Haaretz is reporting that “Deputy Prime Minister Dan Meridor thinks Israel should establish its own independent committee to investigate Israel Defense Forces activity in the Gaza Strip during last winter’s Operation Cast Lead. ‘I have faith in the army and it is my duty to protect it, its commanders and its soldiers – and the most effective tool for this is serious self-examination’, Meridor said in a recent interview with Haaretz. ‘A state that examines itself [protects itself from] harassment. Today, with the development of international law, one of the best means of defense is for a state to investigate itself … The commission of inquiry that I hope will be established must examine the Goldstone report’s claims, even if it is a biased report, and its mandate from the outset was to examine Israel’s crimes, and one of the committee’s members stated prior to the investigation that Israel commits war crimes’, said Meridor, who also serves as minister of intelligence and atomic energy. ‘But the threat is serious and a commission of inquiry should be established, also to examine the suitability of the rules of war to the new type of war that has been imposed on us’ … As for Meridor’s recent return to politics, he attributed the move to the Second Lebanon War. ‘I saw how a government of intelligent people, some of whom I know very well personally, weren’t asking the elementary questions when sending the nation to war’, he said. ‘Going to war is the hardest decision a government can make. You don’t go to war unless all other options have been exhausted. You don’t go to war because you’re right, but because you know where you want to get to’.”  This article is posted on Haaretz’s website, here.
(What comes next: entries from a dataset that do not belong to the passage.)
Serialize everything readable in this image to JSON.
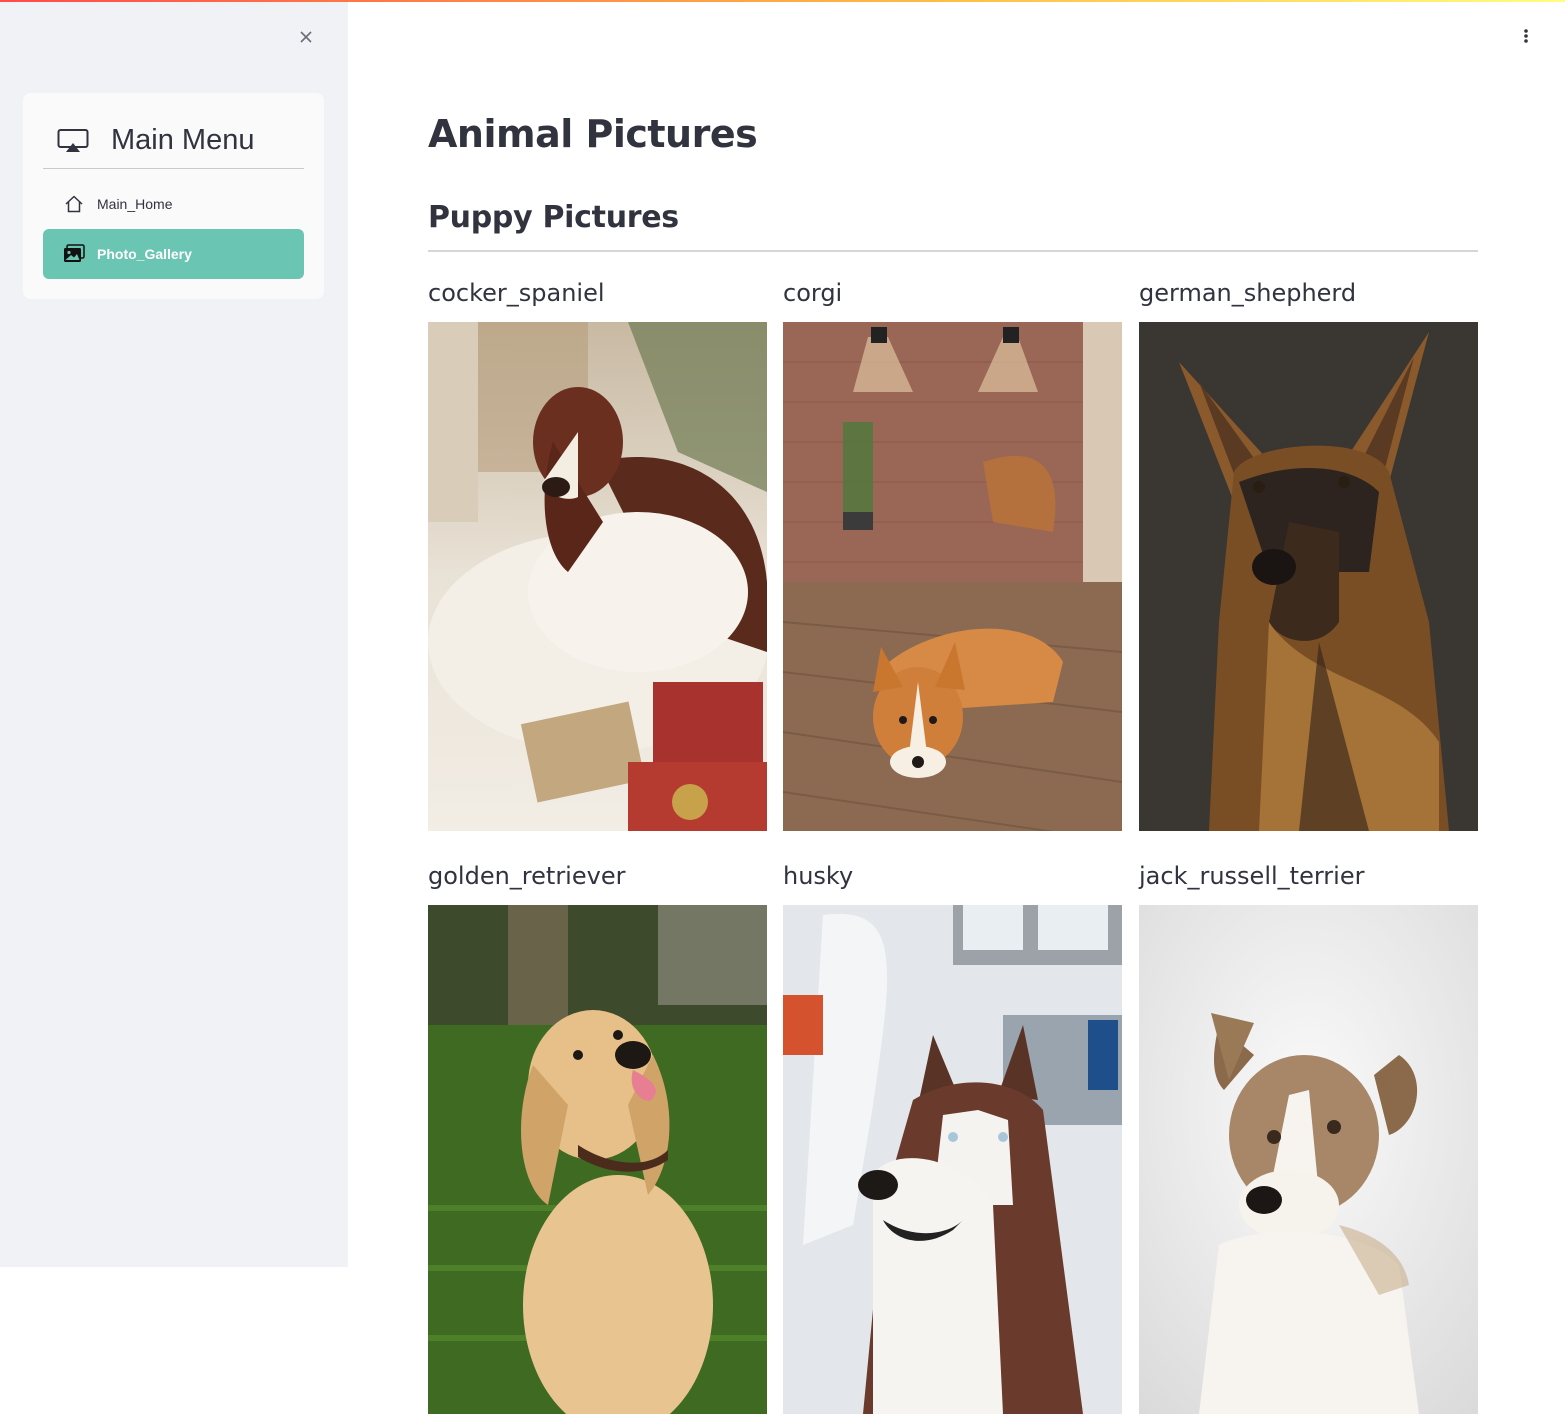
{
  "sidebar": {
    "close_icon": "close-icon",
    "menu": {
      "title": "Main Menu",
      "title_icon": "airplay-icon",
      "items": [
        {
          "label": "Main_Home",
          "icon": "house-icon",
          "active": false
        },
        {
          "label": "Photo_Gallery",
          "icon": "images-icon",
          "active": true
        }
      ],
      "active_color": "#6bc5b3"
    }
  },
  "header": {
    "menu_icon": "kebab-menu-icon"
  },
  "main": {
    "title": "Animal Pictures",
    "section": "Puppy Pictures",
    "gallery": [
      {
        "label": "cocker_spaniel"
      },
      {
        "label": "corgi"
      },
      {
        "label": "german_shepherd"
      },
      {
        "label": "golden_retriever"
      },
      {
        "label": "husky"
      },
      {
        "label": "jack_russell_terrier"
      }
    ]
  }
}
Israeli officialdom, however, appears to be divided — though mainly over tactics.  Like Meridor, some senior Israeli officials are reportedly speaking out in favor of an independent Israeli investigation.  Some “mainstream” (as opposed to “left-wing”) Israeli experts in international law, and some Israeli legal figures agree.  However, as reported in recent days, the explanation given in some cases is that the independent investigations should be just to comply with the bottom-line recommendation contained in the UN Human Rights Council-mandated Goldstone report — namely, that Israel and Hamas must each establish internal investigations within six months, or be referred to the UN Security Council. Some say this is required for “better PR”.

Continue reading Israeli officials present spectrum of views on independent investigation of Gaza war

Gaza and more

For those who follow what is happening in and to Gaza, there is an interesting article in the Jerusalem Post that reported “Reeling from four damning reports in one week from human rights organizations about the IDF’s conduct in Operation Cast Lead, the sense among senior defense officials is that the ‘legal front’ against Israel is growing at an alarming rate”. This article can be read in full here

As we reported yesterday here, the IDF appears to have blinked, and in a statement issued by its Spokespersons’ Unit it said Thursday that “In addition to the investigations ordered by the Chief of the General Staff, Lt. Gen. Gabi Ashkenazi, the IDF is currently looking into complaints that were received from various sources – private lawyers, human rights organizations (including Amnesty) and media outlets (both domestic and international) – that raise different questions regarding the way in which the IDF operated during Operation Cast Lead. In certain cases, the Chief Military Advocate has already ordered the opening of a criminal investigation“.

That is important, and good But is it too late? There has been too much appallingly irresponsible disregard for other people here.

Maan News Agency reported recently that Israeli Intelligence forces have said that there has been a marked increase in “fake medical papers and documents being submitted to Israeli border officials by Palestinians in Gaza. The permits allow the patients to enter Israel … Israeli authorities, who claim most of the patients are ‘not sick’, and only want to enter the area to find work in Israel or the West Bank”.

Is that surprising?

Continue reading Gaza and more